[[ Dataset records open ]]

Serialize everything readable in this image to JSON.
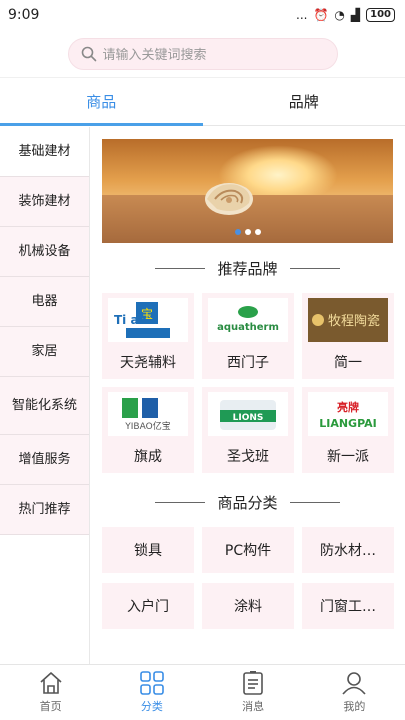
{
  "status_bar": {
    "time": "9:09",
    "signal_text": "...",
    "battery": "100"
  },
  "search": {
    "placeholder": "请输入关键词搜索"
  },
  "tabs": [
    {
      "label": "商品",
      "active": true
    },
    {
      "label": "品牌",
      "active": false
    }
  ],
  "sidebar": {
    "items": [
      {
        "label": "基础建材"
      },
      {
        "label": "装饰建材"
      },
      {
        "label": "机械设备"
      },
      {
        "label": "电器"
      },
      {
        "label": "家居"
      },
      {
        "label": "智能化系统"
      },
      {
        "label": "增值服务"
      },
      {
        "label": "热门推荐"
      }
    ]
  },
  "banner": {
    "dots": 3,
    "active_dot": 0
  },
  "brands_section": {
    "title": "推荐品牌",
    "brands": [
      {
        "name": "天尧辅料",
        "logo_text": "Ti  ao"
      },
      {
        "name": "西门子",
        "logo_text": "aquatherm"
      },
      {
        "name": "简一",
        "logo_text": "牧程陶瓷"
      },
      {
        "name": "旗成",
        "logo_text": "YIBAO亿宝"
      },
      {
        "name": "圣戈班",
        "logo_text": "LIONS"
      },
      {
        "name": "新一派",
        "logo_text": "亮牌 LIANGPAI"
      }
    ]
  },
  "category_section": {
    "title": "商品分类",
    "items": [
      "锁具",
      "PC构件",
      "防水材…",
      "入户门",
      "涂料",
      "门窗工…"
    ]
  },
  "bottom_nav": [
    {
      "label": "首页",
      "icon": "home-icon",
      "active": false
    },
    {
      "label": "分类",
      "icon": "grid-icon",
      "active": true
    },
    {
      "label": "消息",
      "icon": "message-icon",
      "active": false
    },
    {
      "label": "我的",
      "icon": "user-icon",
      "active": false
    }
  ],
  "colors": {
    "accent": "#3a8ee6",
    "pink_bg": "#fdf1f4"
  }
}
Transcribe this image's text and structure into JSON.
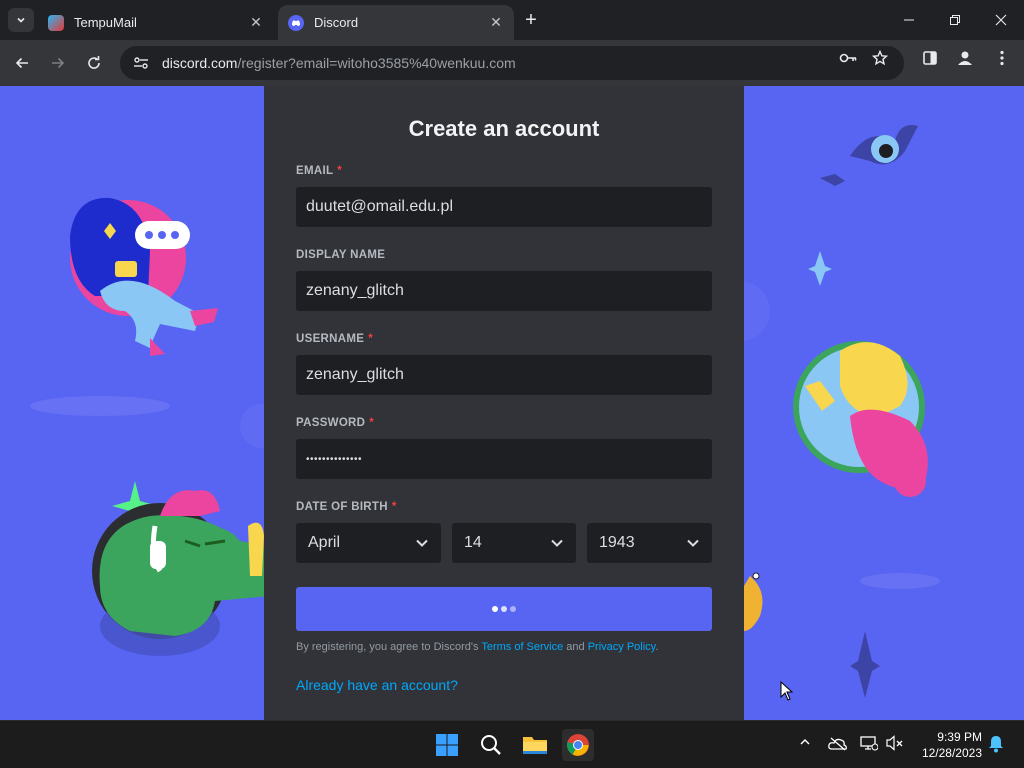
{
  "browser": {
    "tabs": [
      {
        "title": "TempuMail",
        "active": false
      },
      {
        "title": "Discord",
        "active": true
      }
    ],
    "url_host": "discord.com",
    "url_rest": "/register?email=witoho3585%40wenkuu.com"
  },
  "form": {
    "title": "Create an account",
    "email_label": "EMAIL",
    "email_value": "duutet@omail.edu.pl",
    "display_name_label": "DISPLAY NAME",
    "display_name_value": "zenany_glitch",
    "username_label": "USERNAME",
    "username_value": "zenany_glitch",
    "password_label": "PASSWORD",
    "password_value": "••••••••••••••",
    "dob_label": "DATE OF BIRTH",
    "dob_month": "April",
    "dob_day": "14",
    "dob_year": "1943",
    "required_mark": "*",
    "terms_prefix": "By registering, you agree to Discord's ",
    "terms_link": "Terms of Service",
    "terms_and": " and ",
    "privacy_link": "Privacy Policy",
    "terms_suffix": ".",
    "login_link": "Already have an account?"
  },
  "taskbar": {
    "time": "9:39 PM",
    "date": "12/28/2023"
  },
  "colors": {
    "brand": "#5865f2",
    "panel": "#313338",
    "input": "#1e1f22",
    "link": "#00a8fc",
    "required": "#f23f43"
  }
}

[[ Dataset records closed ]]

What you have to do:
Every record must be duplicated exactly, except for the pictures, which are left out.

Task solution:
Serialize everything readable in this image to JSON.
{
  "status_bar": {
    "time": "9:09",
    "signal_text": "...",
    "battery": "100"
  },
  "search": {
    "placeholder": "请输入关键词搜索"
  },
  "tabs": [
    {
      "label": "商品",
      "active": true
    },
    {
      "label": "品牌",
      "active": false
    }
  ],
  "sidebar": {
    "items": [
      {
        "label": "基础建材"
      },
      {
        "label": "装饰建材"
      },
      {
        "label": "机械设备"
      },
      {
        "label": "电器"
      },
      {
        "label": "家居"
      },
      {
        "label": "智能化系统"
      },
      {
        "label": "增值服务"
      },
      {
        "label": "热门推荐"
      }
    ]
  },
  "banner": {
    "dots": 3,
    "active_dot": 0
  },
  "brands_section": {
    "title": "推荐品牌",
    "brands": [
      {
        "name": "天尧辅料",
        "logo_text": "Ti  ao"
      },
      {
        "name": "西门子",
        "logo_text": "aquatherm"
      },
      {
        "name": "简一",
        "logo_text": "牧程陶瓷"
      },
      {
        "name": "旗成",
        "logo_text": "YIBAO亿宝"
      },
      {
        "name": "圣戈班",
        "logo_text": "LIONS"
      },
      {
        "name": "新一派",
        "logo_text": "亮牌 LIANGPAI"
      }
    ]
  },
  "category_section": {
    "title": "商品分类",
    "items": [
      "锁具",
      "PC构件",
      "防水材…",
      "入户门",
      "涂料",
      "门窗工…"
    ]
  },
  "bottom_nav": [
    {
      "label": "首页",
      "icon": "home-icon",
      "active": false
    },
    {
      "label": "分类",
      "icon": "grid-icon",
      "active": true
    },
    {
      "label": "消息",
      "icon": "message-icon",
      "active": false
    },
    {
      "label": "我的",
      "icon": "user-icon",
      "active": false
    }
  ],
  "colors": {
    "accent": "#3a8ee6",
    "pink_bg": "#fdf1f4"
  }
}
Transcribe this image's text and structure into JSON.
{
  "browser": {
    "tabs": [
      {
        "title": "TempuMail",
        "active": false
      },
      {
        "title": "Discord",
        "active": true
      }
    ],
    "url_host": "discord.com",
    "url_rest": "/register?email=witoho3585%40wenkuu.com"
  },
  "form": {
    "title": "Create an account",
    "email_label": "EMAIL",
    "email_value": "duutet@omail.edu.pl",
    "display_name_label": "DISPLAY NAME",
    "display_name_value": "zenany_glitch",
    "username_label": "USERNAME",
    "username_value": "zenany_glitch",
    "password_label": "PASSWORD",
    "password_value": "••••••••••••••",
    "dob_label": "DATE OF BIRTH",
    "dob_month": "April",
    "dob_day": "14",
    "dob_year": "1943",
    "required_mark": "*",
    "terms_prefix": "By registering, you agree to Discord's ",
    "terms_link": "Terms of Service",
    "terms_and": " and ",
    "privacy_link": "Privacy Policy",
    "terms_suffix": ".",
    "login_link": "Already have an account?"
  },
  "taskbar": {
    "time": "9:39 PM",
    "date": "12/28/2023"
  },
  "colors": {
    "brand": "#5865f2",
    "panel": "#313338",
    "input": "#1e1f22",
    "link": "#00a8fc",
    "required": "#f23f43"
  }
}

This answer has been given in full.